◆ **Supplied data**

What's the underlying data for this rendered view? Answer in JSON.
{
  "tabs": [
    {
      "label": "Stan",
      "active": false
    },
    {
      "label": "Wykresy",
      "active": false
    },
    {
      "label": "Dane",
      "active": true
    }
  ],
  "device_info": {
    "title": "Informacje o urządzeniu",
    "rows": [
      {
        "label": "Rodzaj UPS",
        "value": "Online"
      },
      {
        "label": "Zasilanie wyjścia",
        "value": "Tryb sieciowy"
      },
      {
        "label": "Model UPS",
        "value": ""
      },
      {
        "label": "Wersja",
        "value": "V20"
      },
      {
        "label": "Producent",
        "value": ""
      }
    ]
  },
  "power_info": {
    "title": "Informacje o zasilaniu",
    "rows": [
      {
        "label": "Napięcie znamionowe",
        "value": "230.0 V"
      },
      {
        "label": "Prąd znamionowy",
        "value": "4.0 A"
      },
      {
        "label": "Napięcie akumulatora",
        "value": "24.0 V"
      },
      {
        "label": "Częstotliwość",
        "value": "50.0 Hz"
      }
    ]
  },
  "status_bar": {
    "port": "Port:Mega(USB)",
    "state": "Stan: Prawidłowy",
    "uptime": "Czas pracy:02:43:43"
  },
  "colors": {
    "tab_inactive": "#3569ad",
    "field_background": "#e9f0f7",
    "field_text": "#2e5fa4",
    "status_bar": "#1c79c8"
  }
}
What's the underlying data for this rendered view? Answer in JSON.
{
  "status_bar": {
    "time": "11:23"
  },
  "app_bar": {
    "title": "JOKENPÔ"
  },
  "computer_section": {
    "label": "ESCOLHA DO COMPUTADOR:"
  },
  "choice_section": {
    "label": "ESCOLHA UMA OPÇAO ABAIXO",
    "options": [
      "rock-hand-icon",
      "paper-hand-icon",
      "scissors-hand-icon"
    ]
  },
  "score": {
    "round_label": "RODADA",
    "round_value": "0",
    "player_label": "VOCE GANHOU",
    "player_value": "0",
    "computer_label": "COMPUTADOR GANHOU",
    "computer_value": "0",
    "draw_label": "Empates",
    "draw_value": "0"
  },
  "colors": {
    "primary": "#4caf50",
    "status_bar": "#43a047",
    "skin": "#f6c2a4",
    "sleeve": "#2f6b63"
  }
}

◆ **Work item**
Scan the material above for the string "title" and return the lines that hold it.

◆ **Written reply**
    "title": "Informacje o urządzeniu",
    "title": "Informacje o zasilaniu",
    "title": "JOKENPÔ"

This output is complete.